This week Philadelphia got the double whammy. On Sunday, an e-mail alert went around to staff of local colleges and universities. A message had been posted on social media threatening an act of violence on an undisclosed college campus in the Philadelphia area on Monday morning. Tuesday, a gunman was reported to be on the campus of Philadelphia Community College and the campus was put into lockdown. Masterman, a public magnet school for junior high and high school students across the street and Friends Select School, a Quaker k-12 school in the neighborhood also went into lockdown.
My son attends Friends Select. As I was leaving for work that morning, I received a recorded message on my cell phone saying that due to the presence of a gunman at the Community College, Friends Select faculty, staff, and students were locked in the school until further notice.

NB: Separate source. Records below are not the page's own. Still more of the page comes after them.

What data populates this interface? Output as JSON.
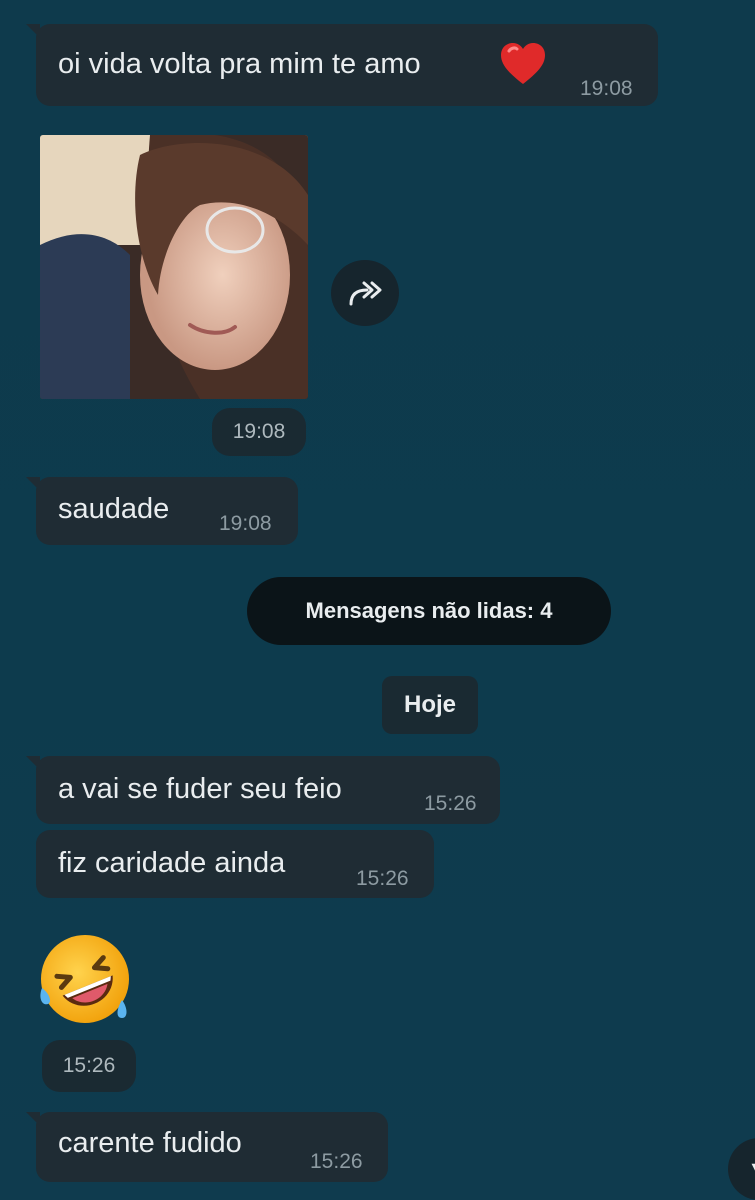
{
  "messages": {
    "m1": {
      "text": "oi vida volta pra mim te amo",
      "emoji": "❤️",
      "time": "19:08"
    },
    "m2": {
      "time": "19:08"
    },
    "m3": {
      "text": "saudade",
      "time": "19:08"
    },
    "m4": {
      "text": "a vai se fuder seu feio",
      "time": "15:26"
    },
    "m5": {
      "text": "fiz caridade ainda",
      "time": "15:26"
    },
    "m6": {
      "emoji": "🤣",
      "time": "15:26"
    },
    "m7": {
      "text": "carente fudido",
      "time": "15:26"
    }
  },
  "system": {
    "unread": "Mensagens não lidas: 4",
    "date_chip": "Hoje"
  },
  "icons": {
    "forward": "forward-icon",
    "heart": "heart-icon",
    "laughing": "rolling-on-floor-laughing-icon"
  },
  "colors": {
    "background": "#0e3a4c",
    "bubble": "#1f2c34",
    "time": "#8d9ba2",
    "system_pill": "#0b1418"
  }
}
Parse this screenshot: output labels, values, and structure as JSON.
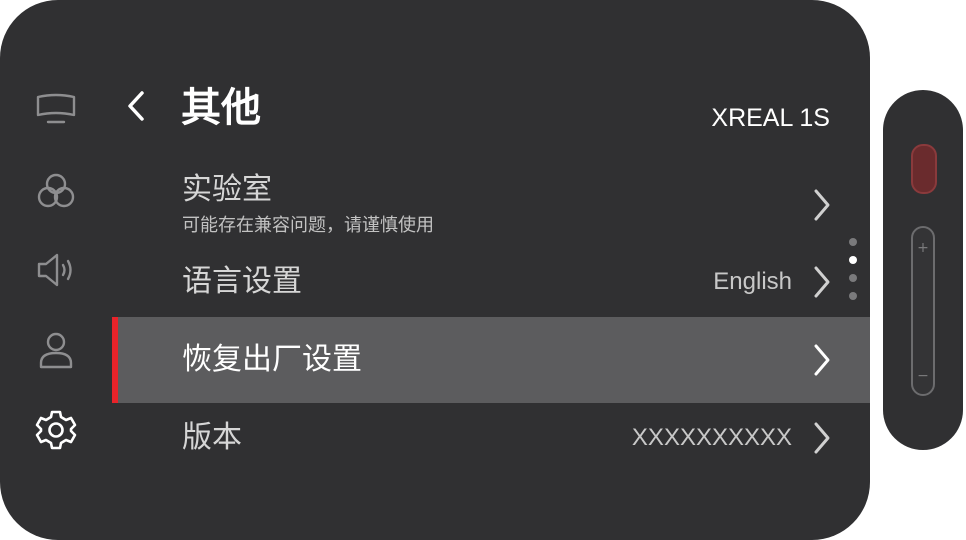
{
  "header": {
    "title": "其他",
    "device_name": "XREAL 1S"
  },
  "sidebar": {
    "items": [
      {
        "icon": "display-icon"
      },
      {
        "icon": "color-circles-icon"
      },
      {
        "icon": "speaker-icon"
      },
      {
        "icon": "user-icon"
      },
      {
        "icon": "gear-icon",
        "active": true
      }
    ]
  },
  "menu": {
    "items": [
      {
        "label": "实验室",
        "subtitle": "可能存在兼容问题，请谨慎使用",
        "value": ""
      },
      {
        "label": "语言设置",
        "value": "English"
      },
      {
        "label": "恢复出厂设置",
        "value": "",
        "selected": true
      },
      {
        "label": "版本",
        "value": "XXXXXXXXXX"
      }
    ]
  },
  "pagination": {
    "count": 4,
    "current": 2
  },
  "remote": {
    "volume_plus": "+",
    "volume_minus": "−"
  },
  "colors": {
    "panel": "#303032",
    "selected_row": "#5c5c5e",
    "accent": "#e8232a",
    "remote_button": "#6a2b2d"
  }
}
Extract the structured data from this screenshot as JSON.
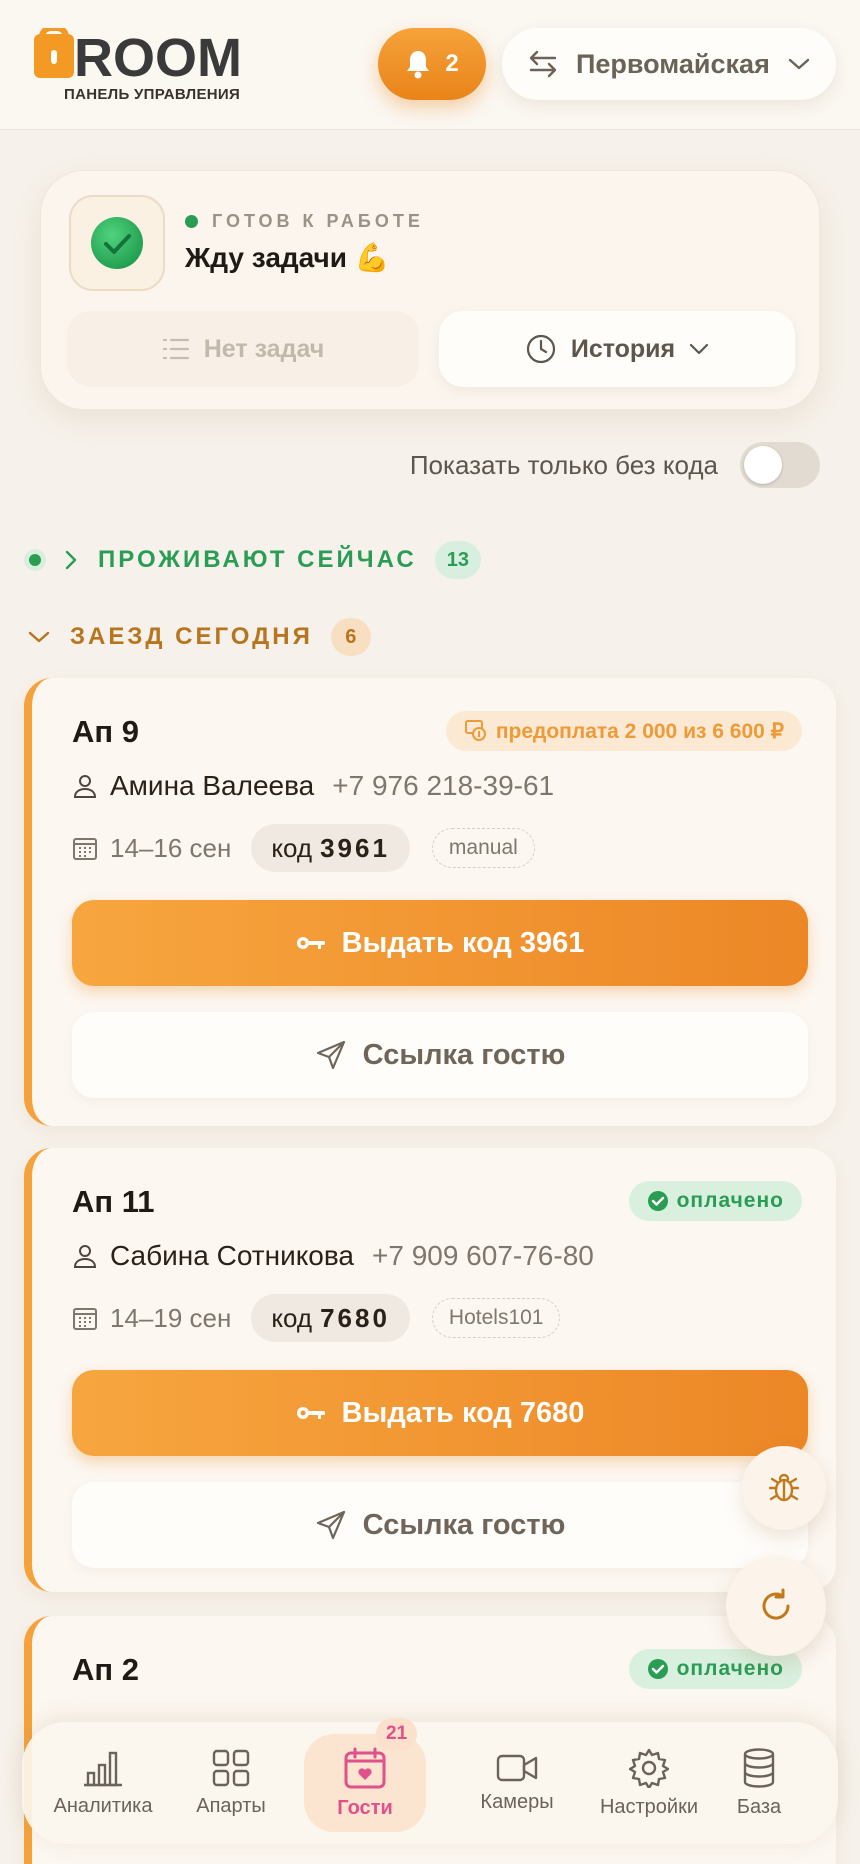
{
  "header": {
    "logo_sub": "ПАНЕЛЬ УПРАВЛЕНИЯ",
    "logo_word": "ROOM",
    "notifications_count": "2",
    "location": "Первомайская"
  },
  "status": {
    "label": "ГОТОВ К РАБОТЕ",
    "title": "Жду задачи 💪",
    "tasks_label": "Нет задач",
    "history_label": "История"
  },
  "filter": {
    "label": "Показать только без кода",
    "enabled": false
  },
  "sections": {
    "living_now": {
      "title": "ПРОЖИВАЮТ СЕЙЧАС",
      "count": "13"
    },
    "checkin_today": {
      "title": "ЗАЕЗД СЕГОДНЯ",
      "count": "6"
    }
  },
  "cards": [
    {
      "apt": "Ап 9",
      "payment": "предоплата 2 000 из 6 600 ₽",
      "payment_status": "prepaid",
      "guest": "Амина Валеева",
      "phone": "+7 976 218-39-61",
      "dates": "14–16 сен",
      "code_prefix": "код",
      "code": "3961",
      "source": "manual",
      "issue_label": "Выдать код 3961",
      "link_label": "Ссылка гостю"
    },
    {
      "apt": "Ап 11",
      "payment": "оплачено",
      "payment_status": "paid",
      "guest": "Сабина Сотникова",
      "phone": "+7 909 607-76-80",
      "dates": "14–19 сен",
      "code_prefix": "код",
      "code": "7680",
      "source": "Hotels101",
      "issue_label": "Выдать код 7680",
      "link_label": "Ссылка гостю"
    },
    {
      "apt": "Ап 2",
      "payment": "оплачено",
      "payment_status": "paid"
    }
  ],
  "nav": {
    "items": [
      {
        "label": "Аналитика",
        "icon": "bar-chart-icon"
      },
      {
        "label": "Апарты",
        "icon": "grid-icon"
      },
      {
        "label": "Гости",
        "icon": "calendar-heart-icon",
        "badge": "21",
        "active": true
      },
      {
        "label": "Камеры",
        "icon": "video-camera-icon"
      },
      {
        "label": "Настройки",
        "icon": "gear-icon"
      },
      {
        "label": "База",
        "icon": "database-icon"
      }
    ]
  },
  "colors": {
    "accent": "#f5a23c",
    "success": "#2a9d55",
    "active_nav": "#e0508a"
  }
}
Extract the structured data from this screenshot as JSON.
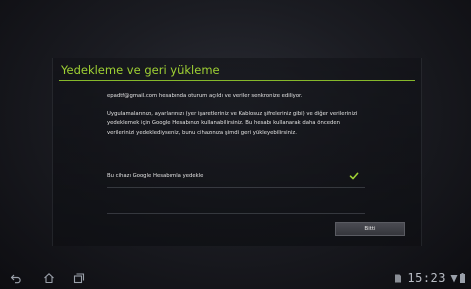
{
  "setup": {
    "title": "Yedekleme ve geri yükleme",
    "account_message": "epadtf@gmail.com hesabında oturum açıldı ve veriler senkronize ediliyor.",
    "description": "Uygulamalarınızı, ayarlarınızı (yer işaretleriniz ve Kablosuz şifreleriniz gibi) ve diğer verilerinizi yedeklemek için Google Hesabınızı kullanabilirsiniz. Bu hesabı kullanarak daha önceden verilerinizi yedeklediyseniz, bunu cihazınıza şimdi geri yükleyebilirsiniz.",
    "backup_option": {
      "label": "Bu cihazı Google Hesabımla yedekle",
      "checked": true
    },
    "next_button": "Bitti"
  },
  "colors": {
    "accent": "#9fd134",
    "text": "#e4e4e4"
  },
  "navbar": {
    "buttons": [
      "back-icon",
      "home-icon",
      "recent-apps-icon"
    ]
  },
  "statusbar": {
    "time": "15:23",
    "icons": [
      "sd-card-icon",
      "wifi-icon",
      "battery-icon"
    ]
  }
}
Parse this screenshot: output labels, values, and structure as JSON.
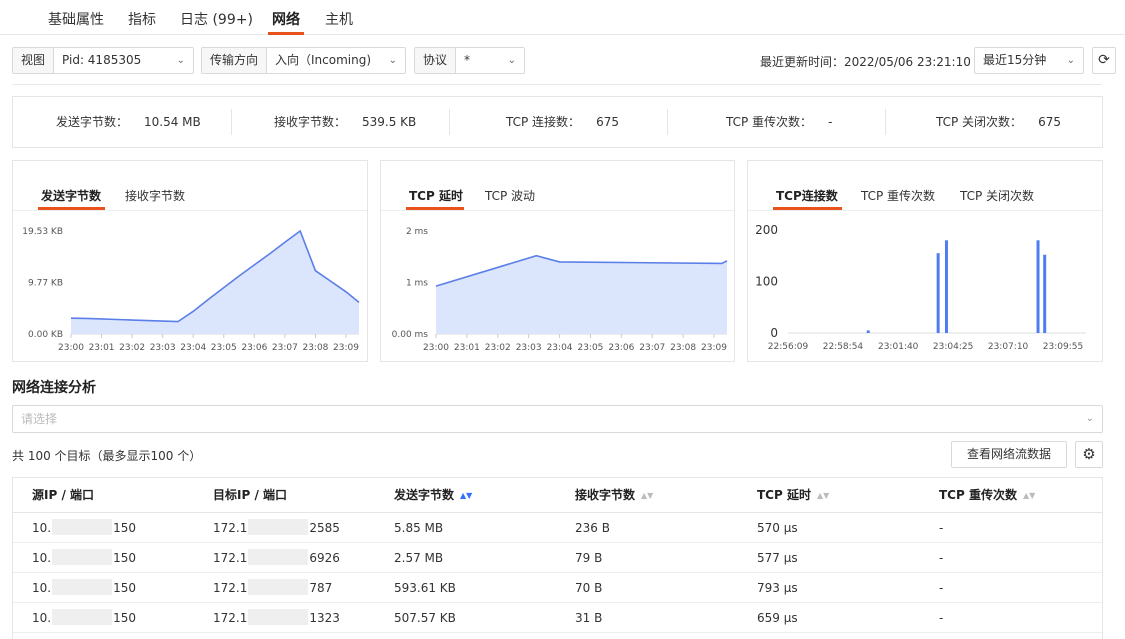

I was shocked. I was frightened. But more than anything, I was angry. How many mass shootings, how many threats of violence, how many SWAT teams storming schools and colleges and malls and neighborhoods, how many frightened children and panicked adults is it going to take until we realize as a society that allowing citizens to own handguns and assault rifles is just not working for us? How many children need to be killed, injured, threatened, locked down or locked in until we decide that it is not actually necessary to allow ANYONE to own guns that are manufactured specifically for the purpose of shooting other people?
And what effect does it have on the child who has to practice lockdown at school? How about the child who is actually placed in lockdown? And what about the children who witness SWAT teams swarming their school or their neighborhood? Or those who, horrifically, witness or experience gun violence directly?
For these children, the world becomes a less safe place. Their schools cannot protect them from violence. Their neighborhoods, streets, and homes become spaces not of refuge, but of danger.
We know that the family provides the greatest opportunity to love and be loved and to feel safe and protected. Ideally, schools provide an extension of the home, where they feel safe and secure. In order for children to be able to focus and learn, this is absolutely necessary. It is destabilizing to children, to their sense of safety and trust, and to their general wellbeing when they experience the threat of violence in spaces that are meant to be the most secure. And worse, children and adults alike are prone to anxiety and to post traumatic symptomatology following experiences of violence, threatened or real.
My next door neighbor hunts deer. He has a deer rifle and is responsible about where he keeps it during deer season and throughout the rest of the year. I do not choose to hunt but I don’t mind that he does. This is different from owning an assault rife meant to kill numerous people at once, or a handgun that can be hidden in a pocket or a backpack.
Now is the time to say NO MORE. Now is the time to protect our children and their teachers and, for that matter, ourselves, from the violence that guns bring to our communities, our homes, and our schools.
Let us know what YOU think about this issue! And tell us what you think can be done to keep our families safe.